Friday, August 7, 2015

interesting new manual/powered shaping tool integrated with glove

Here is an interesting link I came across on BoingBoing. A design by a fellow named Morten Grønning based on small powered sanders attached to a glove's fingertips. not sure it's my cup of tea but it is an unusual blend of hand tool and power you think Peter Follansbee would like one as a stocking stuffer for Xmas??? Link:

Monday, August 3, 2015

Trundle bed surround headboard, curved

From an earlier post, via 'ketchup, i am attempting a surround back for the corner built-in trundle bed in our guest room:
I begin by making an "L" shaped plywood base that I will in turn veneer with some of the redwood.
The profile and plan view curves are drawn to full scale on my new bench. I will lay out the frame components directly on top of the drawing.
I then focus on the frame components, which are oversized finger jointed pieces made from laminated redwood. I will glue the slanted stiles into place once the interior curve has been cut and faired. but I'll leave the vertical stiles unglued. I did it this way because I want to build the interior panels by scribing them into the inside of the slanted/curved stiles. I will need room to place these curved interior panels inside the frame in order to get the curve just so.

I'm sure this doesn't make any sense. gluing up the finger joints at angles was a colossal bitch. The glue grabbed and I couldn't recover on one of them. I used a bunch of hot-glue gun affixed wedges to allow for clamping, but the hot-glue wasn't durable enough and I probably should have gone with regular wood glue, allowing to cure overnight. This sort of thing should never have been hurried.
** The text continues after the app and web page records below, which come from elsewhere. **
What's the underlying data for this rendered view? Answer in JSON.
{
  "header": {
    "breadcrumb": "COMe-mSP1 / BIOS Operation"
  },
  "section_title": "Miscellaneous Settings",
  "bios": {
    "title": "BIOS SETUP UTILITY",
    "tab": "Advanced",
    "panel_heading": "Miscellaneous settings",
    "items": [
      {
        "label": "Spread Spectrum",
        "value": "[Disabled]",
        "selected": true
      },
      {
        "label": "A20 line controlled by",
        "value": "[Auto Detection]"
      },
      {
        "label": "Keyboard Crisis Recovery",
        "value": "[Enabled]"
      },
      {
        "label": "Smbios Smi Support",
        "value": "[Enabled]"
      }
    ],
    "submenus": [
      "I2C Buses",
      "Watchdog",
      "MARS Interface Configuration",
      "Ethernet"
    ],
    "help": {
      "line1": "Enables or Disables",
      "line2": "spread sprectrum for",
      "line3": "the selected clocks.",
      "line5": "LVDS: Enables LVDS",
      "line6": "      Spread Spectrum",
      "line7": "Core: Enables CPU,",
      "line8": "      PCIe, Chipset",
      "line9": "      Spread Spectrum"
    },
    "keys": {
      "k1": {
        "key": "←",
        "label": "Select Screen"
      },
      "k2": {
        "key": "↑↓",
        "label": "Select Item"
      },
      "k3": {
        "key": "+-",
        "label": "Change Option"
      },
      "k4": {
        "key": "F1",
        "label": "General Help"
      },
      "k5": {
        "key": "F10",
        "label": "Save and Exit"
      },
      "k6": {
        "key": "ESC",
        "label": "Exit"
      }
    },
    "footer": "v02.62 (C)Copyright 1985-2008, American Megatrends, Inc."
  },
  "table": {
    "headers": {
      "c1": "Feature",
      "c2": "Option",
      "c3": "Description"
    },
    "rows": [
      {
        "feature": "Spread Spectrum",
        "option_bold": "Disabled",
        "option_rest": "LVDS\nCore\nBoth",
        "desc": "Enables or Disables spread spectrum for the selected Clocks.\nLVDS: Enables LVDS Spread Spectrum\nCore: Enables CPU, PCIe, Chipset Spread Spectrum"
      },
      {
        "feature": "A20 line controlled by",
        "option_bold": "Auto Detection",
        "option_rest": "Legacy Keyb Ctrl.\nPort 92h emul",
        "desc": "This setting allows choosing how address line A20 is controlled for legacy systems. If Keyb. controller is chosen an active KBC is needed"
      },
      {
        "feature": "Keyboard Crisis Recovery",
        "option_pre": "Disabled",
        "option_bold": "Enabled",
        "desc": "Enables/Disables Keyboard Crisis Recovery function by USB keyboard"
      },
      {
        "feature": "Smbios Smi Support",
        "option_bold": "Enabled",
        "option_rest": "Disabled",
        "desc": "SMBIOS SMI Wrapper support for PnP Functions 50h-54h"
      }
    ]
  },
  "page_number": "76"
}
With the frames more or less shaped on the interior, I set out making a plywood rib-cage that will then receive 2 layers of 1/4" wiggle wood bendable ply. These skins will then be scribed as best I can into the inside edge of the frame, and then veneered with redwood